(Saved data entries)
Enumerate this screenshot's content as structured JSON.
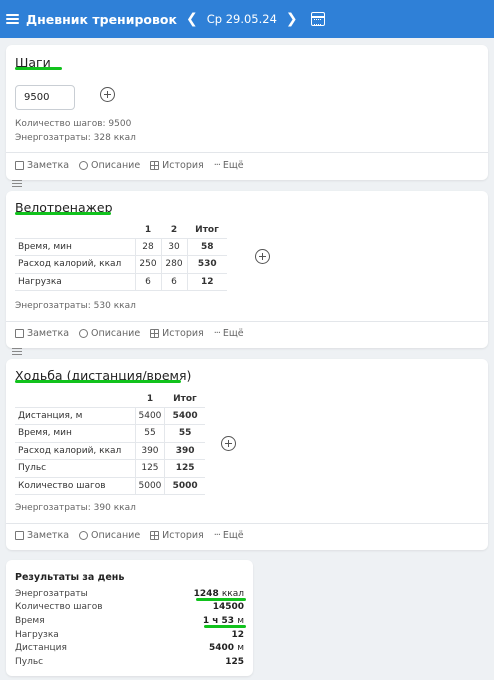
{
  "header": {
    "title": "Дневник тренировок",
    "date": "Ср 29.05.24",
    "accent": "#2f80d7"
  },
  "footer_labels": {
    "note": "Заметка",
    "description": "Описание",
    "history": "История",
    "more": "Ещё"
  },
  "steps_card": {
    "title": "Шаги",
    "input_value": "9500",
    "stats": [
      "Количество шагов: 9500",
      "Энергозатраты: 328 ккал"
    ]
  },
  "bike_card": {
    "title": "Велотренажер",
    "headers": [
      "1",
      "2",
      "Итог"
    ],
    "rows": [
      {
        "label": "Время, мин",
        "values": [
          "28",
          "30",
          "58"
        ]
      },
      {
        "label": "Расход калорий, ккал",
        "values": [
          "250",
          "280",
          "530"
        ]
      },
      {
        "label": "Нагрузка",
        "values": [
          "6",
          "6",
          "12"
        ]
      }
    ],
    "stat": "Энергозатраты: 530 ккал"
  },
  "walk_card": {
    "title": "Ходьба (дистанция/время)",
    "headers": [
      "1",
      "Итог"
    ],
    "rows": [
      {
        "label": "Дистанция, м",
        "values": [
          "5400",
          "5400"
        ]
      },
      {
        "label": "Время, мин",
        "values": [
          "55",
          "55"
        ]
      },
      {
        "label": "Расход калорий, ккал",
        "values": [
          "390",
          "390"
        ]
      },
      {
        "label": "Пульс",
        "values": [
          "125",
          "125"
        ]
      },
      {
        "label": "Количество шагов",
        "values": [
          "5000",
          "5000"
        ]
      }
    ],
    "stat": "Энергозатраты: 390 ккал"
  },
  "results": {
    "title": "Результаты за день",
    "rows": [
      {
        "label": "Энергозатраты",
        "value": "1248",
        "unit": "ккал"
      },
      {
        "label": "Количество шагов",
        "value": "14500",
        "unit": ""
      },
      {
        "label": "Время",
        "value": "1 ч 53",
        "unit": "м"
      },
      {
        "label": "Нагрузка",
        "value": "12",
        "unit": ""
      },
      {
        "label": "Дистанция",
        "value": "5400",
        "unit": "м"
      },
      {
        "label": "Пульс",
        "value": "125",
        "unit": ""
      }
    ]
  },
  "highlight_color": "#11c21d"
}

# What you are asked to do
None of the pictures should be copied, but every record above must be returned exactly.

# Solved problem
Enumerate this screenshot's content as structured JSON.
{
  "header": {
    "title": "Дневник тренировок",
    "date": "Ср 29.05.24",
    "accent": "#2f80d7"
  },
  "footer_labels": {
    "note": "Заметка",
    "description": "Описание",
    "history": "История",
    "more": "Ещё"
  },
  "steps_card": {
    "title": "Шаги",
    "input_value": "9500",
    "stats": [
      "Количество шагов: 9500",
      "Энергозатраты: 328 ккал"
    ]
  },
  "bike_card": {
    "title": "Велотренажер",
    "headers": [
      "1",
      "2",
      "Итог"
    ],
    "rows": [
      {
        "label": "Время, мин",
        "values": [
          "28",
          "30",
          "58"
        ]
      },
      {
        "label": "Расход калорий, ккал",
        "values": [
          "250",
          "280",
          "530"
        ]
      },
      {
        "label": "Нагрузка",
        "values": [
          "6",
          "6",
          "12"
        ]
      }
    ],
    "stat": "Энергозатраты: 530 ккал"
  },
  "walk_card": {
    "title": "Ходьба (дистанция/время)",
    "headers": [
      "1",
      "Итог"
    ],
    "rows": [
      {
        "label": "Дистанция, м",
        "values": [
          "5400",
          "5400"
        ]
      },
      {
        "label": "Время, мин",
        "values": [
          "55",
          "55"
        ]
      },
      {
        "label": "Расход калорий, ккал",
        "values": [
          "390",
          "390"
        ]
      },
      {
        "label": "Пульс",
        "values": [
          "125",
          "125"
        ]
      },
      {
        "label": "Количество шагов",
        "values": [
          "5000",
          "5000"
        ]
      }
    ],
    "stat": "Энергозатраты: 390 ккал"
  },
  "results": {
    "title": "Результаты за день",
    "rows": [
      {
        "label": "Энергозатраты",
        "value": "1248",
        "unit": "ккал"
      },
      {
        "label": "Количество шагов",
        "value": "14500",
        "unit": ""
      },
      {
        "label": "Время",
        "value": "1 ч 53",
        "unit": "м"
      },
      {
        "label": "Нагрузка",
        "value": "12",
        "unit": ""
      },
      {
        "label": "Дистанция",
        "value": "5400",
        "unit": "м"
      },
      {
        "label": "Пульс",
        "value": "125",
        "unit": ""
      }
    ]
  },
  "highlight_color": "#11c21d"
}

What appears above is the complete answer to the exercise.